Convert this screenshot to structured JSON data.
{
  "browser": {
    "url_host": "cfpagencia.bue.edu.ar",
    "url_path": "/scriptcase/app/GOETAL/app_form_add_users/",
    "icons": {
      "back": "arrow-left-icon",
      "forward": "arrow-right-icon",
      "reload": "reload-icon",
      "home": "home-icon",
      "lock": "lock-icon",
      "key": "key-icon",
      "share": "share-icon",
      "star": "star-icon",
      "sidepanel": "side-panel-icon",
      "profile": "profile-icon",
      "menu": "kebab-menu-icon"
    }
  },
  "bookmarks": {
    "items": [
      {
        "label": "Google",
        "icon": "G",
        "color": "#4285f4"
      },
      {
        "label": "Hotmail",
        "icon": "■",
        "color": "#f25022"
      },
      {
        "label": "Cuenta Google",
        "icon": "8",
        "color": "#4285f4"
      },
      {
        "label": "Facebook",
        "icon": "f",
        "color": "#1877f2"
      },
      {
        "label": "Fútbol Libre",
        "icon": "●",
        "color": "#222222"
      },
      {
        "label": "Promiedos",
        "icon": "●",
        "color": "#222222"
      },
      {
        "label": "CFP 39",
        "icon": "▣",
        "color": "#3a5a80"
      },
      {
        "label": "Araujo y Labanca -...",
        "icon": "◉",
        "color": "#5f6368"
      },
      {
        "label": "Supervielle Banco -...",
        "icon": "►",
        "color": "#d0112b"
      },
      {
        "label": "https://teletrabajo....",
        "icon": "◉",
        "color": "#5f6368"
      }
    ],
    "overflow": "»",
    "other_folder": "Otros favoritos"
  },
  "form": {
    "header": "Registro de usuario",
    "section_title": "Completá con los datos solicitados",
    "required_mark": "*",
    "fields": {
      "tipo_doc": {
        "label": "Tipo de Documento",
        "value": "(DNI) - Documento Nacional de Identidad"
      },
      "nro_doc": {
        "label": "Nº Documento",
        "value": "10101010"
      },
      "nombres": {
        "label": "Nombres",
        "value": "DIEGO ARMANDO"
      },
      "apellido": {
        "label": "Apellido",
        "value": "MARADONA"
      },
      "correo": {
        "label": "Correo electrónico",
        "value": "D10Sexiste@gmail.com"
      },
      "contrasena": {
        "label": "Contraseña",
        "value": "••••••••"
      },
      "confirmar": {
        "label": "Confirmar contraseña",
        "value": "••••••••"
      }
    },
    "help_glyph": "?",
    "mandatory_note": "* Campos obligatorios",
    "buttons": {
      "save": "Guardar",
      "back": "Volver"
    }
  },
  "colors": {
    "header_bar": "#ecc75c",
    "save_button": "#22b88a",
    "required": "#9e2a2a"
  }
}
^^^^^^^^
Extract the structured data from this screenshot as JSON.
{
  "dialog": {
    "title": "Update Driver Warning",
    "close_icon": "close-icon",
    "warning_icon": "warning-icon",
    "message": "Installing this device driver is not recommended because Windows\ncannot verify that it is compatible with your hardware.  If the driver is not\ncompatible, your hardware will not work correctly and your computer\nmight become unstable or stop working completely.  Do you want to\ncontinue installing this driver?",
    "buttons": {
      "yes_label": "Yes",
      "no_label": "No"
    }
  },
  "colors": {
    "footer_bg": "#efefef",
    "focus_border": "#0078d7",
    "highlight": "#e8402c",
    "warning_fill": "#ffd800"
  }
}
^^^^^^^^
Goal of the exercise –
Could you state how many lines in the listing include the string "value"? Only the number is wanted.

Completed task –
7